UNISON members protested outside County Hall today as councillors rubber-stamped scores of redundancies and service cuts in an effort to claw back millions in savings.
The union says it is prepared to mount legal challenges against the cost-cutting proposals, which will see reductions and job cuts across an array of services from children and young people, to highways and planning.
Councillors were forced to push through £16million of cuts at the budget setting meeting after a tough Government settlement and increased demand for services left a gaping hole in the authority’s finances.
County Hall is freezing council tax this year at £1,027.30 for Band D households, but Unison have attacked that decision, arguing that a rise of 2.5% would go some way to soften the blow.
“Freezing council tax for another year just does not make sense,” said Oliver Foster-Burnell, Unison’s Somerset branch area organiser.

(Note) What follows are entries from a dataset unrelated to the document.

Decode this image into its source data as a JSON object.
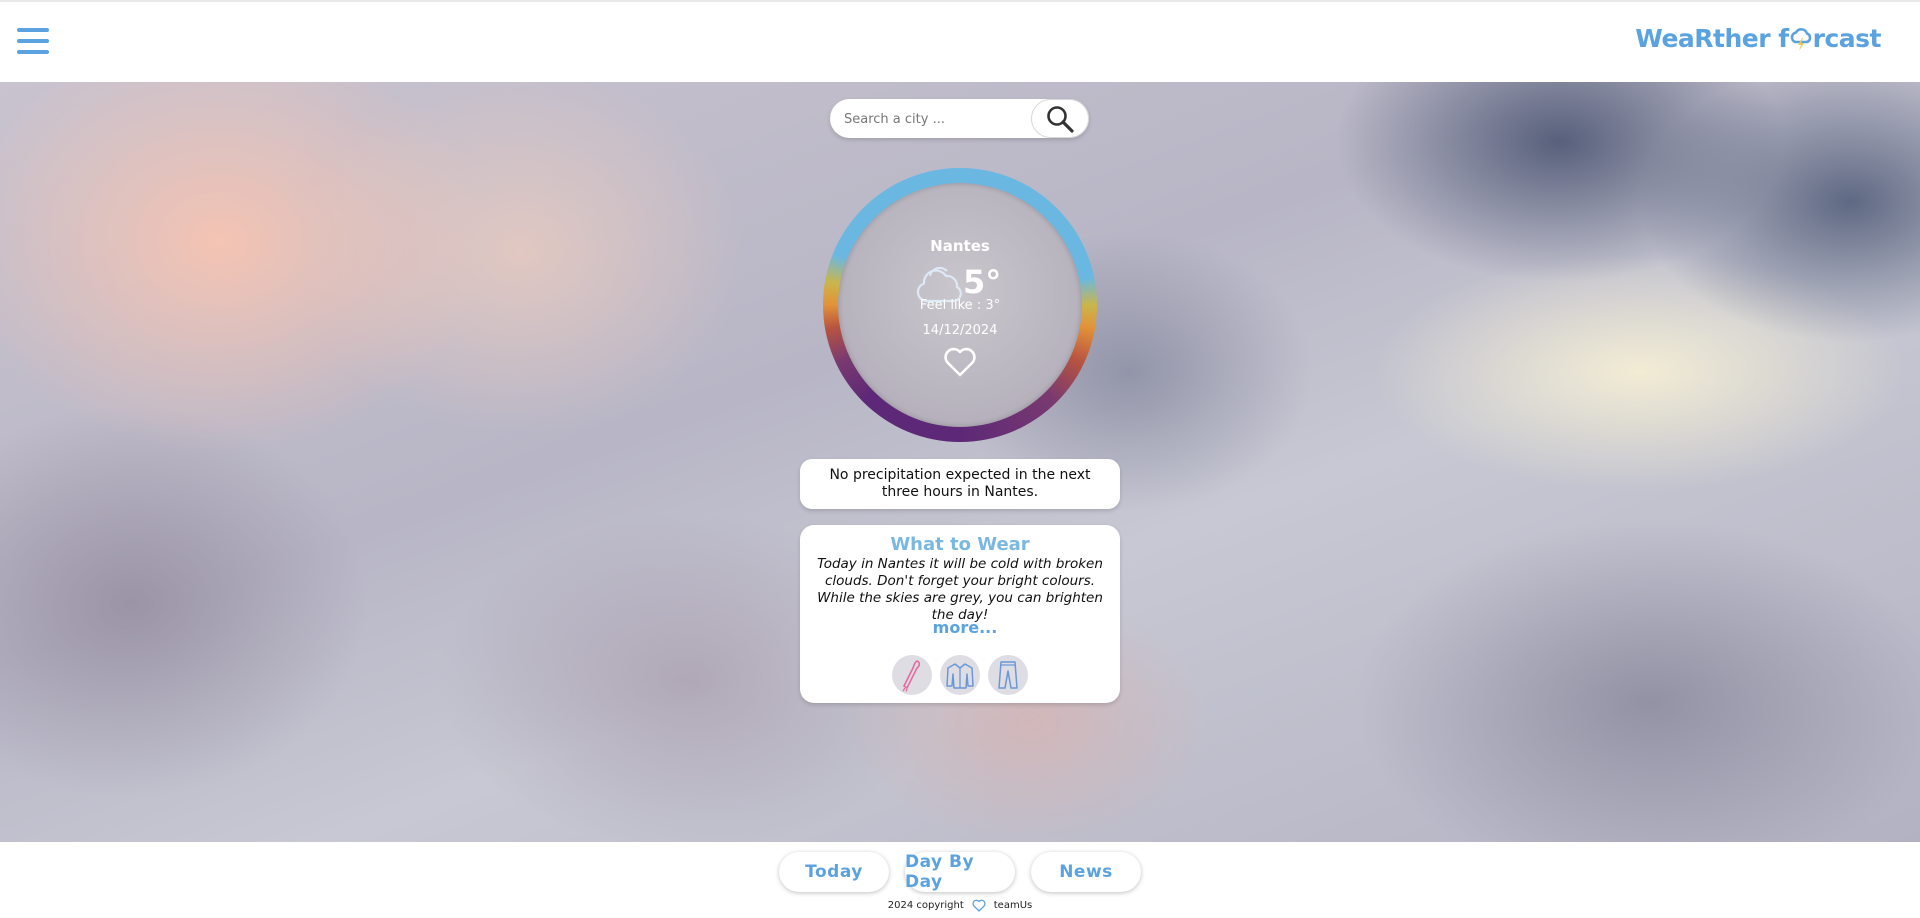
{
  "app": {
    "logo": {
      "part1": "WeaRther f",
      "part2": "rcast"
    }
  },
  "search": {
    "placeholder": "Search a city ..."
  },
  "weather": {
    "city": "Nantes",
    "temperature": "5°",
    "feels_like": "Feel like : 3°",
    "date": "14/12/2024",
    "icon": "cloud-icon"
  },
  "precipitation": {
    "message": "No precipitation expected in the next three hours in Nantes."
  },
  "what_to_wear": {
    "title": "What to Wear",
    "text": "Today in Nantes it will be cold with broken clouds. Don't forget your bright colours. While the skies are grey, you can brighten the day!",
    "more_label": "more...",
    "items": [
      "scarf-icon",
      "jacket-icon",
      "pants-icon"
    ]
  },
  "nav": {
    "today": "Today",
    "day_by_day": "Day By Day",
    "news": "News"
  },
  "footer": {
    "copyright": "2024 copyright",
    "team": "teamUs"
  },
  "colors": {
    "accent": "#5ba3e0",
    "title_blue": "#7ab8e0",
    "ring_purple": "#5d2877",
    "ring_blue": "#6ab8e2"
  }
}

“Over the last four years there has been a continued freeze on staff pay, as well as on tax, yet during this time the council has shed hundreds of jobs and cut services.
“This Conservative administration is not reflecting the needs of the community, nor are they doing anything to challenge the diminishing grants given to them by the Government. “Instead of towing the party line, they could take a stance and stand up for their community, their constituents, their services and their local economy.”
The Somerset Labour Party has also condemned the scale and depth of the cuts, adding that it will be ‘demanding’ that the Conservative leadership reconsiders its priorities.
“The areas that have been hit don’t make any sense. They are cutting preventative services while having to pay for more children to be put into care,” said group leader Andrew Govier.
“They are cutting preventative services while having to pay for more children to be put into care.
“The leadership has in the past talked about how vulnerable people are their priority - if so it’s not readily apparent from the service areas where the greatest cuts fall.”
In a separate development, the council received a last minute windfall of more than £770,000 after a revision of its Government settlement revealed a miscalculation. Councillors say they will plough more than half a million pounds back into frontline services and contribute the rest towards a series of flood prevention measures.